How To Use CBD

When considering CBD as a treatment for sleep difficulties or for any other reason, consultation with a physician is always recommended to discuss possible side effects, drug interactions, and dosages.

CBD may be taken in a number of forms, from capsules to vaping. Since usage of the compound is still fairly new, dose titration may be the safest and most effective way to take CBD. Dose titration involves starting at a low dosage and gradually increasing the amount taken to help minimize side effects.

There is currently no recommended dosage of CBD for sleep or any other health concern. To help determine the best starting dosage for you, keep the following in mind:
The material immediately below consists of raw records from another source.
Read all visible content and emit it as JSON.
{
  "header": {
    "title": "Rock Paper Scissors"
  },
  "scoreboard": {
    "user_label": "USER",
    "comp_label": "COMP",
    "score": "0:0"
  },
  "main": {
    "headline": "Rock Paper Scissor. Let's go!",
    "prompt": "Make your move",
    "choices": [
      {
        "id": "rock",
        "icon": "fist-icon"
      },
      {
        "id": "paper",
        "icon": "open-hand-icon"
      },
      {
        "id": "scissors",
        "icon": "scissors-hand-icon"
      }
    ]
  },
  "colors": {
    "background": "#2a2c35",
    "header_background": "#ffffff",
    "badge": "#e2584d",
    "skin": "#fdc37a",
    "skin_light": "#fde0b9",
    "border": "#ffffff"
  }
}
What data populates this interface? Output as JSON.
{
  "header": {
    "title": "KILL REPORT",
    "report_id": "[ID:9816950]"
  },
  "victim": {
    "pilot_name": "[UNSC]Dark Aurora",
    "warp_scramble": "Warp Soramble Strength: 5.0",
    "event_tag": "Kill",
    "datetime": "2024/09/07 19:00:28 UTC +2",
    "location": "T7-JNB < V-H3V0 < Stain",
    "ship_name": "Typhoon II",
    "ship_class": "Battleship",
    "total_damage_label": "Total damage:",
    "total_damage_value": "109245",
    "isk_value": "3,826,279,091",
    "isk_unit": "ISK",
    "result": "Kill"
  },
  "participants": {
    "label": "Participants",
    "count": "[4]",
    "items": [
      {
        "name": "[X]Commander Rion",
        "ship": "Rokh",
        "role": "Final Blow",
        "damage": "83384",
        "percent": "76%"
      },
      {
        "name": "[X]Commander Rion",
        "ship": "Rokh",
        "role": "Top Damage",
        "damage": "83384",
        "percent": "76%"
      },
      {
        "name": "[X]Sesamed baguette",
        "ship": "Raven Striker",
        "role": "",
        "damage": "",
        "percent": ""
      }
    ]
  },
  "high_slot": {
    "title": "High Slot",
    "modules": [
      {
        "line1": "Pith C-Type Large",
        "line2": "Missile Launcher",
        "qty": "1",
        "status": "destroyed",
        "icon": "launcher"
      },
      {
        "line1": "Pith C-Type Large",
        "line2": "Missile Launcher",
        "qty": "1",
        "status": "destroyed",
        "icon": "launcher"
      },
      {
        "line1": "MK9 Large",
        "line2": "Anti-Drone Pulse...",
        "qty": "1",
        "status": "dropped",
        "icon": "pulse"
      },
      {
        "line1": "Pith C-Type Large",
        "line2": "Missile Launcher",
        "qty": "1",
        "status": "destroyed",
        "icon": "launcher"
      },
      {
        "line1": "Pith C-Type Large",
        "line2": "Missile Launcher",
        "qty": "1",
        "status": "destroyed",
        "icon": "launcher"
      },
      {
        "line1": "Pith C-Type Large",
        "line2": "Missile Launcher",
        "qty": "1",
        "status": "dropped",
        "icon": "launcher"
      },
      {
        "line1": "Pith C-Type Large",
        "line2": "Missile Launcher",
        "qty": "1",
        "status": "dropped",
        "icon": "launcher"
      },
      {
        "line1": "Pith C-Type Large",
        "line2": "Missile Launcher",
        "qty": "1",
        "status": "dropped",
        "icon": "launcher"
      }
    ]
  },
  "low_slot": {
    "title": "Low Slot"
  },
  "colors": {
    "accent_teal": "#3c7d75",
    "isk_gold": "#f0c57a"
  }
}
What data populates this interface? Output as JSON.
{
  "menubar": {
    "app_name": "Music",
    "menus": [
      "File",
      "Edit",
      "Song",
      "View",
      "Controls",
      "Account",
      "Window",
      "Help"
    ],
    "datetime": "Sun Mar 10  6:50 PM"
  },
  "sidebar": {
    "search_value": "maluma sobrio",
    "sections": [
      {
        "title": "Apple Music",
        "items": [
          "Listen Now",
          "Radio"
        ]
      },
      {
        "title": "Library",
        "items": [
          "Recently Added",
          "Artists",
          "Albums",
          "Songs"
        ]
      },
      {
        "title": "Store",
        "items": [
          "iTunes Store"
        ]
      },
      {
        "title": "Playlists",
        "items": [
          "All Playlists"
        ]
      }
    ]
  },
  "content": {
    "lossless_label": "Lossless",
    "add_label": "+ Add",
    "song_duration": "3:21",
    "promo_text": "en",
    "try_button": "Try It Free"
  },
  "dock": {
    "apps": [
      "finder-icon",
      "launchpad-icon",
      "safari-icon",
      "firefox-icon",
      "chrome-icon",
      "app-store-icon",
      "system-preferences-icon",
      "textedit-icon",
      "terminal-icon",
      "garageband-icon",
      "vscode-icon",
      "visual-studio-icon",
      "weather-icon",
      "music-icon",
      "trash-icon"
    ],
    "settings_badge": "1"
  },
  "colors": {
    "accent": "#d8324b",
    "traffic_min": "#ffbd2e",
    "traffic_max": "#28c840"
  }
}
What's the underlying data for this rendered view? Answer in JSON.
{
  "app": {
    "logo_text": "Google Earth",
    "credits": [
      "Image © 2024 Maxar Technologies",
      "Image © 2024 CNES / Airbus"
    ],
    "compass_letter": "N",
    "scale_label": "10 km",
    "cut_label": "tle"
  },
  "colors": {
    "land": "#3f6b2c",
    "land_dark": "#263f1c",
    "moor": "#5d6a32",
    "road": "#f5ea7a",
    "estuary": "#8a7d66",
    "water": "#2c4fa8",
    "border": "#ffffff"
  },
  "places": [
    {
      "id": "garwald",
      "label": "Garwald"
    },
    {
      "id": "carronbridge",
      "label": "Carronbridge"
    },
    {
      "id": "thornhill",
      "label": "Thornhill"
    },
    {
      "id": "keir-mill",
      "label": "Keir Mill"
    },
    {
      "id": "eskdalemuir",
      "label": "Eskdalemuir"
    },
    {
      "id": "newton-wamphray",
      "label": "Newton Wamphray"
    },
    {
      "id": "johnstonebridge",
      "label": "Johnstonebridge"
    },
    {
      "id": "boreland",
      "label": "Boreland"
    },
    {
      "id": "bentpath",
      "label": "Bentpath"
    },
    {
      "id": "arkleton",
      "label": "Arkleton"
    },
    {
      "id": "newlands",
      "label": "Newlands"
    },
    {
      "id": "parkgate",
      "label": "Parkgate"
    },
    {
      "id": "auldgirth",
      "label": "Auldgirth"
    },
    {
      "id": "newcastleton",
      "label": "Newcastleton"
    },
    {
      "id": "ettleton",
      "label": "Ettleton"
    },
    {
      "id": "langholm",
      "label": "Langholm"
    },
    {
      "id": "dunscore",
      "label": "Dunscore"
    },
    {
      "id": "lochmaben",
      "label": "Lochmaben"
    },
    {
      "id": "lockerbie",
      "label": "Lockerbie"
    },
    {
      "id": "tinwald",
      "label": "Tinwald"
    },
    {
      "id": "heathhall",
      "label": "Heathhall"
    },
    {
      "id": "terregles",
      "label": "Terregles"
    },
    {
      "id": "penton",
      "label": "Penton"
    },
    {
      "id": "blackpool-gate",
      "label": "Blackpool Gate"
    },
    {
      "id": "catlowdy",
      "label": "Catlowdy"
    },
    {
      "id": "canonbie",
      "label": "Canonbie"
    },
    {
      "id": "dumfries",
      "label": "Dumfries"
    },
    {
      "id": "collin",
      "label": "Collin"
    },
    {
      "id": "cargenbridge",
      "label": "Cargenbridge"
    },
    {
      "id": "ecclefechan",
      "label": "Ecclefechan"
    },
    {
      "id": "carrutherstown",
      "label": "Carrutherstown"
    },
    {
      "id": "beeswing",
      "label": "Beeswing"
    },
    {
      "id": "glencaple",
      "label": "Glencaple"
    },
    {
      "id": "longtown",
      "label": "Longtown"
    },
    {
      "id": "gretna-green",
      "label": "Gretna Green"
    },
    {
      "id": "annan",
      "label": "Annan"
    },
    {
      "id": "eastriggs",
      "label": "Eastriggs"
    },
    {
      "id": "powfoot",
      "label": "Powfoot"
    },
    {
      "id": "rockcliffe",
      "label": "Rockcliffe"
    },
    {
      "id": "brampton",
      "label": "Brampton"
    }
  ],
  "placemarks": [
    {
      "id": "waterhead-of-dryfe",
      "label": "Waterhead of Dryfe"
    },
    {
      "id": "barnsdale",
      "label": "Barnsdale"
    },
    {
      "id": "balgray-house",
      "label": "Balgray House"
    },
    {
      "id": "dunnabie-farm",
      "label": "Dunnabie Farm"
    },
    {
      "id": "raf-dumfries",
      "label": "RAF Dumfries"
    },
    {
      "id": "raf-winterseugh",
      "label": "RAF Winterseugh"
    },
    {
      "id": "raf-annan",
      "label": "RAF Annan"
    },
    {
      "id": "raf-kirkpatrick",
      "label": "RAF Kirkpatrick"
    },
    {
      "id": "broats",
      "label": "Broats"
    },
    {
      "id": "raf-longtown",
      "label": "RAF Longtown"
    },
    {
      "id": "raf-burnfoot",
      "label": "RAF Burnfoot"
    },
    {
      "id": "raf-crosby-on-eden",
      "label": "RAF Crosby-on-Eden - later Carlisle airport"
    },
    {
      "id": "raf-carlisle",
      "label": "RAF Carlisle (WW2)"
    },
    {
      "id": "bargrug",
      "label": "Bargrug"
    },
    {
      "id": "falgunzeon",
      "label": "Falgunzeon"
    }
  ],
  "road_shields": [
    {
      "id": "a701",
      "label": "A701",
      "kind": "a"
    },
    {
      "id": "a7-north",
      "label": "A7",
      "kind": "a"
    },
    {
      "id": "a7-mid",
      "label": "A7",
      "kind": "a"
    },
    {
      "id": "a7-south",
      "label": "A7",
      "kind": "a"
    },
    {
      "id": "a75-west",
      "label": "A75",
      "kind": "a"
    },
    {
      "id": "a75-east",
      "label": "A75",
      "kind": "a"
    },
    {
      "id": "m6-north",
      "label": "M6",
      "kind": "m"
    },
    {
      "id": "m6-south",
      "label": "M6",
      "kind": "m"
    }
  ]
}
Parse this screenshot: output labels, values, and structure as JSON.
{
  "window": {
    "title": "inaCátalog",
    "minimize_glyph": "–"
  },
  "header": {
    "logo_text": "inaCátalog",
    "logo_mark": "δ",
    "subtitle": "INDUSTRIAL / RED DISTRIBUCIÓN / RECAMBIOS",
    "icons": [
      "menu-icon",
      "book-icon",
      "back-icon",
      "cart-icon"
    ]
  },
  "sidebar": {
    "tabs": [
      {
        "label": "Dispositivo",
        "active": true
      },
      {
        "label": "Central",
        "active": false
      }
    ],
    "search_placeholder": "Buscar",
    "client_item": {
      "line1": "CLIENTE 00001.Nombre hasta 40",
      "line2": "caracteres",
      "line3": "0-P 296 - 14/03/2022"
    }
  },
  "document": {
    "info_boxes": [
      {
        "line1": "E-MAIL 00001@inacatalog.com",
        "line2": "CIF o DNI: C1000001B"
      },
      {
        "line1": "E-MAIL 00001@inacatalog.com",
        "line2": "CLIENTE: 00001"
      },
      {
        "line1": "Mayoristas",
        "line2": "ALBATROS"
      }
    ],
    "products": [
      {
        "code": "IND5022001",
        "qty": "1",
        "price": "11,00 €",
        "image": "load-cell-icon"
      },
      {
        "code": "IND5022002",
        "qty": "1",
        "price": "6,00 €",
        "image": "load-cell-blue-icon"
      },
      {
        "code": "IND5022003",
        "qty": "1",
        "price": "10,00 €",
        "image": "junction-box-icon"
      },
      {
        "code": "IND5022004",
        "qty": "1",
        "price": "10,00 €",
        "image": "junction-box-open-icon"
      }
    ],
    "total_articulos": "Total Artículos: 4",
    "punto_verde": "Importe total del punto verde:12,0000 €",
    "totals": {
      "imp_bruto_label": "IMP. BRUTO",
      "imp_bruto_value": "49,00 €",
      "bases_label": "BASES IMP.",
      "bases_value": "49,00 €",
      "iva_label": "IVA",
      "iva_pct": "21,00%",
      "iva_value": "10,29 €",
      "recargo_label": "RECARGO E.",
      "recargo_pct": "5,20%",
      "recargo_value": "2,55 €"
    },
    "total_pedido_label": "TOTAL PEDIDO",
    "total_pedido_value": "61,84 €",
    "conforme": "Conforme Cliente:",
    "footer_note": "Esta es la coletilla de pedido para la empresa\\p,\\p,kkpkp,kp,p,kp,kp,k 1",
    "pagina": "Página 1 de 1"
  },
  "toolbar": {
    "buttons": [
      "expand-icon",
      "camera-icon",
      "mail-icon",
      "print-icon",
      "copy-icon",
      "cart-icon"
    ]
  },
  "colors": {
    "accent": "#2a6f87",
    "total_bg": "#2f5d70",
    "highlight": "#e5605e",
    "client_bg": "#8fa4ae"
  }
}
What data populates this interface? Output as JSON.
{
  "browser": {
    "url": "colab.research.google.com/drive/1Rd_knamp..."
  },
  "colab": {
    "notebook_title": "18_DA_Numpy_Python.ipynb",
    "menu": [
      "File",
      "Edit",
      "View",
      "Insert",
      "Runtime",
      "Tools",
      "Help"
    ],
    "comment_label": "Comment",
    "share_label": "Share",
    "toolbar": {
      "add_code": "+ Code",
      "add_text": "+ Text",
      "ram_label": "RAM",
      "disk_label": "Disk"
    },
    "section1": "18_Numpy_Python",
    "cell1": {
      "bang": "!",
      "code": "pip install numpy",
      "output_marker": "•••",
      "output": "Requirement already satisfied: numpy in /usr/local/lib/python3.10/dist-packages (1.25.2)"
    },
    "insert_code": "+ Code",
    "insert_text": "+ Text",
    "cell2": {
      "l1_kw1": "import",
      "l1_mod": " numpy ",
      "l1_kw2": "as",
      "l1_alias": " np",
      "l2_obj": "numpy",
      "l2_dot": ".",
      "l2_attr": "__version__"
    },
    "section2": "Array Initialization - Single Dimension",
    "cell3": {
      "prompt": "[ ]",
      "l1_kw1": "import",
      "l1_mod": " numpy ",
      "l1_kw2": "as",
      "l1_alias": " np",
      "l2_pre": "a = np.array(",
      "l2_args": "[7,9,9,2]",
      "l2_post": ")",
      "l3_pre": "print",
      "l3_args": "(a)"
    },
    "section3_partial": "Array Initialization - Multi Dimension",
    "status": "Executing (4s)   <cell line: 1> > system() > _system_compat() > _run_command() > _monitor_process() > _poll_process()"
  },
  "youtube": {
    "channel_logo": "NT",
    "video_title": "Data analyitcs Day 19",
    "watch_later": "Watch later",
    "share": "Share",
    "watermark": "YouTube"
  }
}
  • Your individual physiology and body weight. Do you tend to feel the effects of certain medications at low doses? CBD could be similar. If you are larger or heavier, you may need a higher dose of CBD to experience beneficial effects on sleeping patterns, anxiety, or pain
  • The strength of the CBD product. A tincture may be more concentrated than a capsule for example, or vice versa. Vaping a CBD product may deliver more active ingredients in a smaller amount than CBD in a topical form. Some forms of CBD such as capsules may take longer for the body to absorb, delaying its effects or changing its effectiveness. Experimenting with different forms and concentrations of CBD can help determine which product works best for you
  • Tolerance. Some CBD users may develop a tolerance to the compound with regular use, necessitating an increase in dosage or change in how the product is delivered. For example, capsules may stop working over time, while switching to a CBD tincture taken sublingually may be more effective

Last Word From Sleepopolis

In the last few years, CBD oil and other products have become enormously popular. Touted as a treatment for everything from depression to multiple sclerosis, CBD is just beginning to undergo the rigorous research that will either support or refute its reputation as a remedy for many common ailments. Though early research points to positive effects on anxiety, pain, and possibly sleep, only time and more peer-reviewed studies will prove if CBD is as promising as it appears to be.